Other certificates and licenses can be deemed sufficient training in place of the Series 65 and exempt the holders from having to take this exam. For example, most states will exempt you from the Series 65 if you have the certified financial planner (CFP) certification, chartered financial analyst (CFA) designation, charter financial consultant (ChFC), personal financial specialist (PFS), or chartered investment counselor (CIC).

Also, if you hold a Series 7 and a Series 66 license, most states will accept this as adequate training and not require a Series 65 exam. In rare occasions, a representative can apply for exemption from the Series 65 exam and still become an investment advisor representative, but 15 to 20 years of experience in the field might be necessary. It is important to note that you must be in good standing with the Financial Industry Regulatory Authority (FINRA), which administer the exams, and it is always necessary to check with the state regulations to ensure you are eligible for exemption. (For more one which designation is best for your career, read CFP, CLU Or ChFC – Which Is Best?)


You do not need to be employed by or sponsored by a FINRA member firm in order to register and take the series 65 exam. It will affect what form you need to fill out upon registering: If you are sponsored, a Form U4 needs to be filled out and submitted; if you are not, you need to fill out a Form U10. Both can be done electronically on FINRA's website. This exam is one of the more basic exams and does not require any other prerequisites to be eligible.

Once registered you have 120 days to write the exam before you need to register again; this is called your exam window. If you fail, you can retake the exam after waiting 30 days. But if you fail three times, you need to wait 180 days, after which you can register again.
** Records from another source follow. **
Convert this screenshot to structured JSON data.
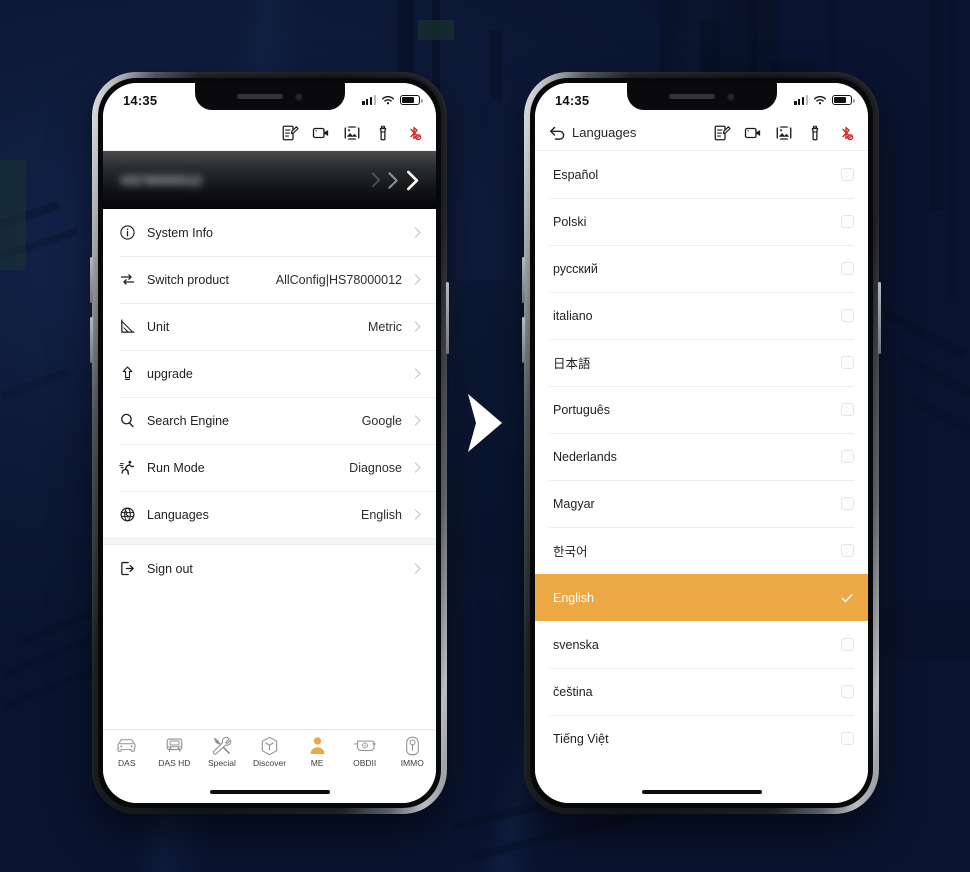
{
  "accent": "#eda846",
  "status_bar": {
    "time": "14:35",
    "signal_icon": "cellular-signal-icon",
    "wifi_icon": "wifi-icon",
    "battery_icon": "battery-icon"
  },
  "toolbar_icons": [
    {
      "name": "note-edit-icon",
      "label": "Notes"
    },
    {
      "name": "video-camera-icon",
      "label": "Record video"
    },
    {
      "name": "image-gallery-icon",
      "label": "Screenshots"
    },
    {
      "name": "flashlight-icon",
      "label": "Flashlight"
    },
    {
      "name": "bluetooth-disconnected-icon",
      "label": "Bluetooth"
    }
  ],
  "left_phone": {
    "account_banner": {
      "user_id": "HS78000012",
      "chevron_count": 3
    },
    "settings_rows": [
      {
        "icon": "info-circle-icon",
        "label": "System Info",
        "value": ""
      },
      {
        "icon": "switch-product-icon",
        "label": "Switch product",
        "value": "AllConfig|HS78000012"
      },
      {
        "icon": "unit-ruler-icon",
        "label": "Unit",
        "value": "Metric"
      },
      {
        "icon": "upgrade-arrow-icon",
        "label": "upgrade",
        "value": ""
      },
      {
        "icon": "search-icon",
        "label": "Search Engine",
        "value": "Google"
      },
      {
        "icon": "run-mode-icon",
        "label": "Run Mode",
        "value": "Diagnose"
      },
      {
        "icon": "globe-languages-icon",
        "label": "Languages",
        "value": "English"
      }
    ],
    "signout_row": {
      "icon": "sign-out-icon",
      "label": "Sign out",
      "value": ""
    },
    "tabs": [
      {
        "icon": "car-icon",
        "label": "DAS",
        "active": false
      },
      {
        "icon": "truck-icon",
        "label": "DAS HD",
        "active": false
      },
      {
        "icon": "tools-icon",
        "label": "Special",
        "active": false
      },
      {
        "icon": "cube-icon",
        "label": "Discover",
        "active": false
      },
      {
        "icon": "person-icon",
        "label": "ME",
        "active": true
      },
      {
        "icon": "obd-connector-icon",
        "label": "OBDII",
        "active": false
      },
      {
        "icon": "key-icon",
        "label": "IMMO",
        "active": false
      }
    ]
  },
  "right_phone": {
    "header": {
      "back_icon": "back-arrow-icon",
      "title": "Languages"
    },
    "languages": [
      {
        "name": "Español",
        "selected": false
      },
      {
        "name": "Polski",
        "selected": false
      },
      {
        "name": "русский",
        "selected": false
      },
      {
        "name": "italiano",
        "selected": false
      },
      {
        "name": "日本語",
        "selected": false
      },
      {
        "name": "Português",
        "selected": false
      },
      {
        "name": "Nederlands",
        "selected": false
      },
      {
        "name": "Magyar",
        "selected": false
      },
      {
        "name": "한국어",
        "selected": false
      },
      {
        "name": "English",
        "selected": true
      },
      {
        "name": "svenska",
        "selected": false
      },
      {
        "name": "čeština",
        "selected": false
      },
      {
        "name": "Tiếng Việt",
        "selected": false
      }
    ]
  },
  "transition_arrow": {
    "name": "chevron-right-arrow",
    "color": "#ffffff"
  }
}
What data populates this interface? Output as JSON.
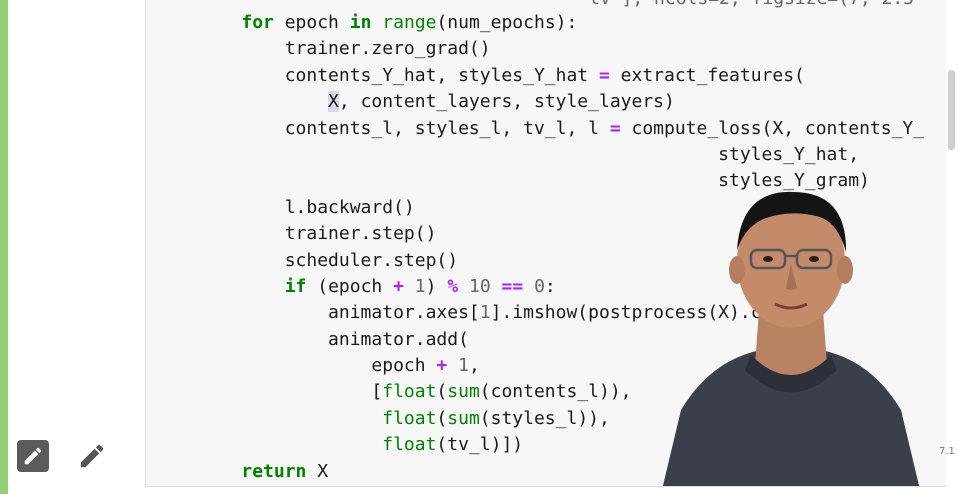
{
  "notebook": {
    "cell_index_label": "7.1",
    "partial_top_line": "tv'], ncols=2, figsize=(7, 2.5"
  },
  "code": {
    "line1": {
      "kw": "for",
      "a": " epoch ",
      "kw2": "in",
      "b": " ",
      "bi": "range",
      "c": "(num_epochs):"
    },
    "line2": "        trainer.zero_grad()",
    "line3": {
      "a": "        contents_Y_hat, styles_Y_hat ",
      "op": "=",
      "b": " extract_features("
    },
    "line4": {
      "indent": "            ",
      "cursor": "X",
      "rest": ", content_layers, style_layers)"
    },
    "line5": {
      "a": "        contents_l, styles_l, tv_l, l ",
      "op": "=",
      "b": " compute_loss(X, contents_Y_"
    },
    "line6": "                                                styles_Y_hat,",
    "line7": "                                                styles_Y_gram)",
    "line8": "        l.backward()",
    "line9": "        trainer.step()",
    "line10": "        scheduler.step()",
    "line11": {
      "indent": "        ",
      "kw": "if",
      "a": " (epoch ",
      "op": "+",
      "b": " ",
      "n1": "1",
      "c": ") ",
      "op2": "%",
      "d": " ",
      "n2": "10",
      "e": " ",
      "op3": "==",
      "f": " ",
      "n3": "0",
      "g": ":"
    },
    "line12": {
      "a": "            animator.axes[",
      "n": "1",
      "b": "].imshow(postprocess(X).cpu(),"
    },
    "line13": "            animator.add(",
    "line14": {
      "a": "                epoch ",
      "op": "+",
      "b": " ",
      "n": "1",
      "c": ","
    },
    "line15": {
      "a": "                [",
      "bi1": "float",
      "b": "(",
      "bi2": "sum",
      "c": "(contents_l)),"
    },
    "line16": {
      "a": "                 ",
      "bi1": "float",
      "b": "(",
      "bi2": "sum",
      "c": "(styles_l)),"
    },
    "line17": {
      "a": "                 ",
      "bi1": "float",
      "b": "(tv_l)])"
    },
    "line18": {
      "indent": "    ",
      "kw": "return",
      "a": " X"
    }
  },
  "toolbar": {
    "edit_icon_filled": "pencil-icon",
    "edit_icon_plain": "pencil-icon"
  },
  "colors": {
    "keyword": "#008000",
    "operator": "#aa22ff",
    "number": "#666666",
    "cell_background": "#f7f7f7",
    "left_marker": "#8fcf77"
  }
}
There is no limit to the number of exams a candidate can take.

The Series 65 Exam Content

The exam is closed book and covers topics such as:

  • Economics and Business Information (14%): Economic cycles, financial reporting and types of risk
  • Investment Vehicle Characteristics (24%): Types of investments, including fixed income, equity and other securities, and valuing these
  • Client Investment Recommendations and Strategies (31%): Types of clients, tax considerations, developing a client profile and applying your understanding of risk, and portfolio theory
  • Laws, Regulations, and Guidelines (31%): Federal Securities Acts, regulations, ethical behavior

The candidate answers 130 questions plus 10 pretest questions and has 180 minutes as a time limit. It is done electronically and the score is presented right after the exam, with a breakdown of the scoring in each section. To pass, the candidate needs to score at least 72%, which is 94 correct answers out of 130.

The Bottom Line

The Series 65 Uniform Investment Adviser Law Examination is one of the exams required by many states in order to receive compensation for investment advice and services. It is meant to qualify the candidate to become a investment advisor. Other more advanced designations could be considered adequate, but this exam prepares you for working one-on-one with clients, and for getting into the financial industry. (To help you provide you with more direction, check out "Find Your Niche in the Financial Industry.")